The Road to Manhunt 2
Even if you never played it, like me, you've probably at least heard of Rockstar's Manhunt. It was one of the most violent, savage games around, and didn't exactly get the support of politicians and angry white-haired lawyers. Many wondered how Rockstar could top itself if/when a sequel would be made. Well, they have. Manhunt 2 was just banned in Britain, in America, and in Ireland.
I find it completely ridiculous that the movie industry practically has free reign to do whatever they please, releasing unrated movies and having X-rated theaters, but the videogame industry isn't even allowed to have games made specifically for adults.
So now Rockstar has to rework Manhunt 2 to get a Mature rating so that it can actually be published, considering Sony, Nintendo, and Microsoft's policy that forbids an AO-rated game to even be made for their respective consoles.
The whole thing is absolutely ludicrous. I'm not disputing the legality of the situation, since Sony and Nintendo have every right to ban it from their consoles, but I just don't understand why we can't have games that aren't appropriate for minors. But you know what the kicker is in all of this? 1UP and GameSpot both agree that Manhunt 2 isn't even the most gruesome game they've ever played.
Microsoft Is Suing Immersion
Immersion, the guys who put the "shock" in "Dual Shock 2," had just wrapped up their little $90 million legal matter, but now they're back in court, but this time, they're the defendants.
Apparently, Microsoft made Immersion sign a deal that Immersion would pay Microsoft a certain amount of money in the event that Immersion and Sony settled. Immersion doesn't feel like that's necessary since they never technically settled with Sony; they've just got a new business deal. Microsoft obviously feels otherwise.
Immersion doesn't really have much of a defense, and they know it considering how uncertain they sound in whether or not they'll win. So what does any of this mean for us gamers? Potentially nothing, potentially everything. On one hand, we as gamers realistically won't be too affected. This is a business thing- something that probably won't affect us, the end-users.
But I'm just saying... If I were Sony, I would wait until Immersion loses the case, then buy them up and refuse to continue licensing rumble out to Microsoft. It'd be poetic irony.
Blacksite: Area 51 Gets Political
Most games don't bother trying to convey a message, especially a political one. Most games would rather not offend anyone or have that sort of controversy. But occasionally, a game comes along and tries to deliver that message. Generally these are received with mixed results- sometimes it's too heavy with its message, sometimes too deep, and sometimes so incredibly convoluted that you almost didn't even know there was a political message like Killer7.
But that's not to say that games should just avoid political messages.
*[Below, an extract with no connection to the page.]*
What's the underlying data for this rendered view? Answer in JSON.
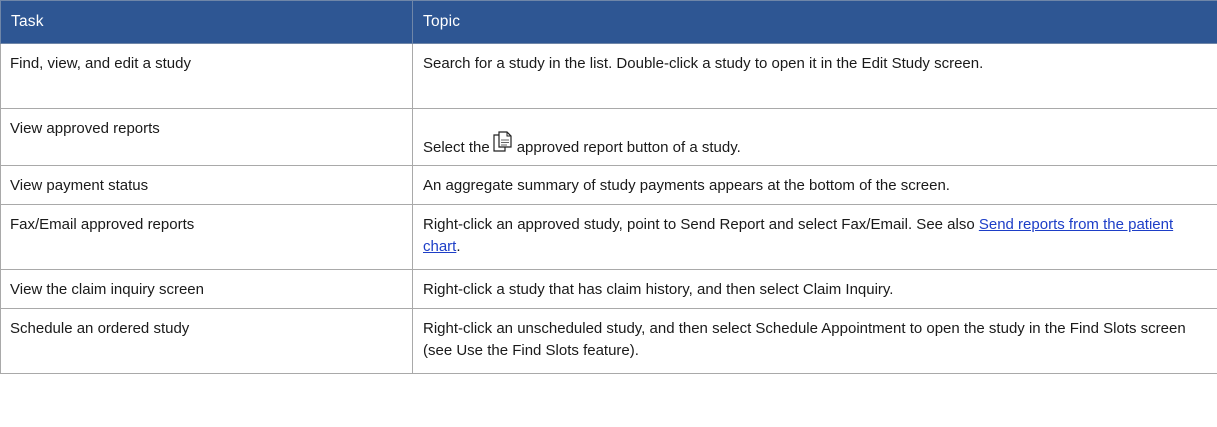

I mean, movies, books, and TV shows have plenty of themes to influence the audience. So why not games? Well, it's hard, to be frank. Games have to worry about sacrificing gameplay to have a message. A game can have something incredibly to say, but at the end of the day, if it isn't fun, gamers aren't going to be listening.
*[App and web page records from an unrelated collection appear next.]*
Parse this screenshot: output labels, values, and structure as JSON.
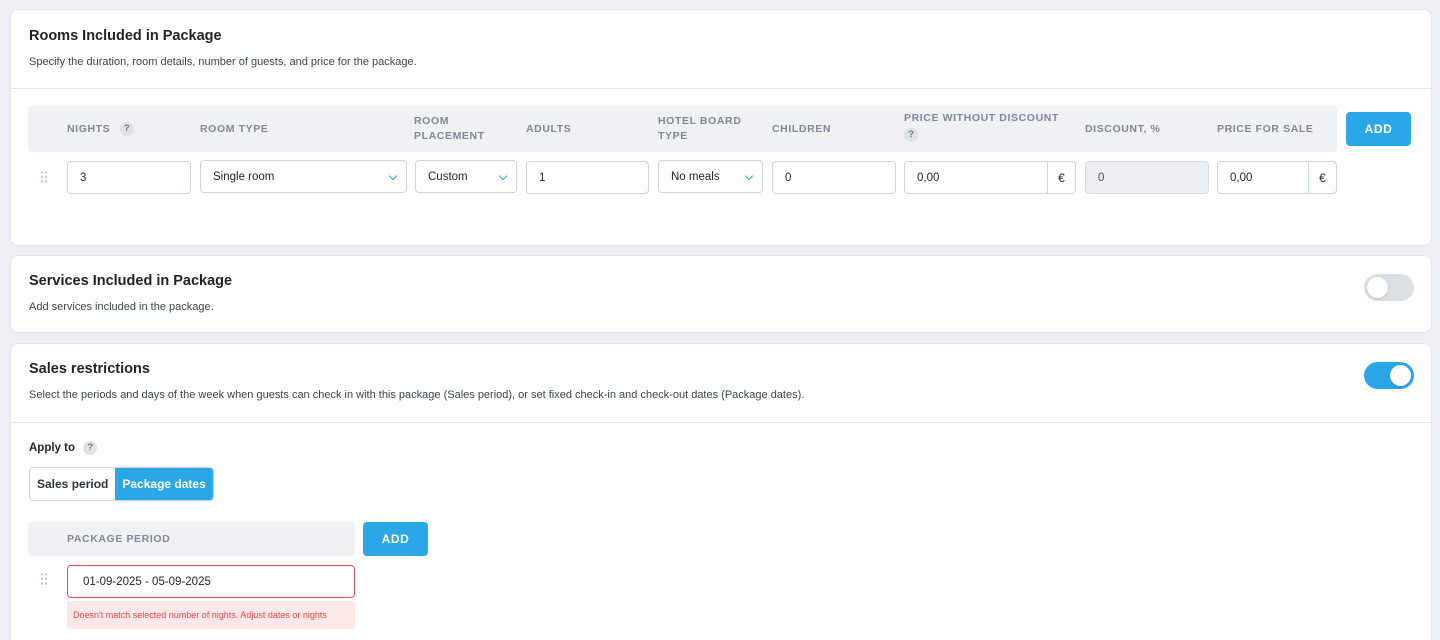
{
  "rooms": {
    "title": "Rooms Included in Package",
    "subtitle": "Specify the duration, room details, number of guests, and price for the package.",
    "columns": {
      "nights": "NIGHTS",
      "room_type": "ROOM TYPE",
      "room_placement_1": "ROOM",
      "room_placement_2": "PLACEMENT",
      "adults": "ADULTS",
      "board_1": "HOTEL BOARD",
      "board_2": "TYPE",
      "children": "CHILDREN",
      "price_without_discount": "PRICE WITHOUT DISCOUNT",
      "discount": "DISCOUNT, %",
      "price_for_sale": "PRICE FOR SALE"
    },
    "help_mark": "?",
    "add_label": "ADD",
    "row": {
      "nights": "3",
      "room_type": "Single room",
      "room_placement": "Custom",
      "adults": "1",
      "board": "No meals",
      "children": "0",
      "price_without_discount": "0,00",
      "discount": "0",
      "price_for_sale": "0,00",
      "currency": "€"
    }
  },
  "services": {
    "title": "Services Included in Package",
    "subtitle": "Add services included in the package.",
    "enabled": false
  },
  "sales": {
    "title": "Sales restrictions",
    "subtitle": "Select the periods and days of the week when guests can check in with this package (Sales period), or set fixed check-in and check-out dates (Package dates).",
    "enabled": true,
    "apply_to_label": "Apply to",
    "help_mark": "?",
    "options": [
      "Sales period",
      "Package dates"
    ],
    "active_option": "Package dates",
    "period_header": "PACKAGE PERIOD",
    "add_label": "ADD",
    "period_value": "01-09-2025 - 05-09-2025",
    "error": "Doesn't match selected number of nights. Adjust dates or nights"
  },
  "colors": {
    "accent": "#2aa7e6",
    "error": "#e0525a",
    "background": "#eef0f3"
  }
}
Therefore, it's nice to see Blacksite: Area 51 trying to incorporate a political message. Hopefully, this will be one of the first games in recent years to say something about politics, and still be a successful game underneath.
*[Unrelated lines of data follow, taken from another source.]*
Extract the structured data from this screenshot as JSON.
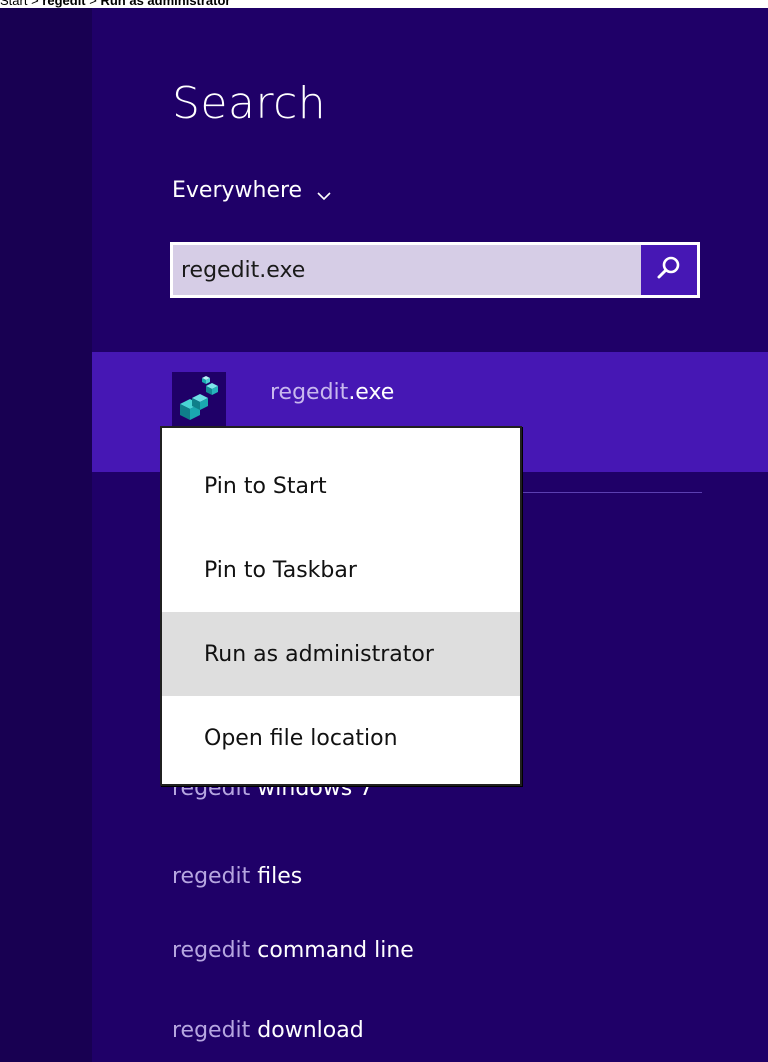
{
  "caption": {
    "parts": [
      "Start",
      " > ",
      "regedit",
      " > ",
      "Run as administrator"
    ]
  },
  "search": {
    "title": "Search",
    "scope_label": "Everywhere",
    "query": "regedit.exe"
  },
  "result": {
    "match": "regedit",
    "rest": ".exe"
  },
  "context_menu": {
    "items": [
      "Pin to Start",
      "Pin to Taskbar",
      "Run as administrator",
      "Open file location"
    ],
    "highlighted_index": 2
  },
  "suggestions": [
    {
      "match": "regedit",
      "rest": " windows 7"
    },
    {
      "match": "regedit",
      "rest": " files"
    },
    {
      "match": "regedit",
      "rest": " command line"
    },
    {
      "match": "regedit",
      "rest": " download"
    }
  ],
  "colors": {
    "background": "#1f0068",
    "accent": "#4617b4",
    "menu_hover": "#dedede"
  },
  "icons": {
    "search_button": "magnifier-icon",
    "scope_dropdown": "chevron-down-icon",
    "result": "registry-editor-icon"
  }
}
WEEKLY SAMPLER: Shock Market / 380 Games / The Stratocaster / Mini-Master Chief